In the end it wasn’t even close.
Whispers of a NDP majority turned to cheers for supporters last night as the New Democratic Party catapulted into government, winning 31 of 52 provincial seats in Nova Scotia's 38th general election.
- PHOTOS: What's Brewing in Steamy Hallows, the Harry Potter-Inspired Cafe19 Pictures
- All of these celebrities have had their nudes leaked 36 Pictures
“Friends, New Democrats, I cannot begin to tell you how humbled I feel," party leader Darrell Dexter told an exhuberant crowd at Dartmouth Holiday Inn. "I’m humbled by the trust that so many Nova Scotians have placed in the NDP."

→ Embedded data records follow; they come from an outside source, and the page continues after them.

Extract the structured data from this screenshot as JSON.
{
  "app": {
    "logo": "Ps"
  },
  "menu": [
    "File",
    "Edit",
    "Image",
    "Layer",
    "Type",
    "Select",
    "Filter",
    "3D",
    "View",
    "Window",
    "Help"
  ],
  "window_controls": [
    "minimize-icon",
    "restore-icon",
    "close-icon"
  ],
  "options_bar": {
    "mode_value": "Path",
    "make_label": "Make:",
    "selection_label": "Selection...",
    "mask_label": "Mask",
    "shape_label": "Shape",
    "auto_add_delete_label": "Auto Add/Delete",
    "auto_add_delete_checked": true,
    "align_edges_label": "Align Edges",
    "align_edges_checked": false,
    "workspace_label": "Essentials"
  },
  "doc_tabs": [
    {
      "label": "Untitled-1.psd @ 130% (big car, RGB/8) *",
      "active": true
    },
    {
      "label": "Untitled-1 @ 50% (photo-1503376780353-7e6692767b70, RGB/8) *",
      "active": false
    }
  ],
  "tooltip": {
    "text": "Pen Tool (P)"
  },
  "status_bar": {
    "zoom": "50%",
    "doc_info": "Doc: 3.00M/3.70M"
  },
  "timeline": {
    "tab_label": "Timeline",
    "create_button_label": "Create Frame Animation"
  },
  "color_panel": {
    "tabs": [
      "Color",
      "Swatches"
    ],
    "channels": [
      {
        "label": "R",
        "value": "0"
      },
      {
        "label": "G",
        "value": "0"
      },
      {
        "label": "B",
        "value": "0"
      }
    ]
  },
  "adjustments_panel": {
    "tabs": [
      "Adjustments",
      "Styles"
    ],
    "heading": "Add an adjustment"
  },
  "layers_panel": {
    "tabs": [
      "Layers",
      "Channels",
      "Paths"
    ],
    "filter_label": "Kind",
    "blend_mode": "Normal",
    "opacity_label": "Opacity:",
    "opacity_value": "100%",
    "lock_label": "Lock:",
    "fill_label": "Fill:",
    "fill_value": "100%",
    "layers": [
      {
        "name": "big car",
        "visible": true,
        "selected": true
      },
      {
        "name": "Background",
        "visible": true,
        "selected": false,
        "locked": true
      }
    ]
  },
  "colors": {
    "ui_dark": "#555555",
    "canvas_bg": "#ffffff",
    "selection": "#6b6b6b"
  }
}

Dexter will become the first ever NDP Premier east of Ontario. The Tories meanwhile were decimated, falling to 10 seats from 21. The Liberals can be happy about becoming official Opposition, but could only pick up two seats to finish at 11.
The NDP won 15 of 18 HRM seats, but it was the 15 rural mainland victories that handed the party a strong majority.
“Even if somebody gets hit by a bus we’re OK!” one excited NDP supporter said to a friend at the victory party.
Eight cabinet ministers went down to the NDP. Five of them, plus independent Ernie Fage, lost by more than 1,000 votes. Immigration Minister Len Goucher finished third behind Liberal Kelly Regan.
“Nova Scotians decided at this historic moment of challenge it was time for an historic change,” Dexter said in his victory speech.
Afterwards, he admitted to reporters even he was caught off guard by the results.
“There were seats there that I guess I would say I wasn’t certain of, but certainly it’s a pleasant surprise,” he said.
NDP chief of staff Dan O’Connor has been with the party since the mid-80s and has fought through seven provincial elections. When asked what sparked by far the greatest result in the party’s history he didn’t hesitate to answer.
“Darrel Dexter,” he said. “Darrell Dexter personified what the NDP stood for and he brought a leadership and an emphasis on how the party talks to people, where we put our strength, that made all the difference.”
Like many NDP supporters, former federal party leader Alexa McDonough was optimistic heading into election day. Nearly everyone predicted an NDP win with a chance at a majority, but few expected the victory to be so decisive.
“It was looking like a minority government was probably a certainty. But I hardly dared to hope for that majority until I really saw it coming in tonight,” she said.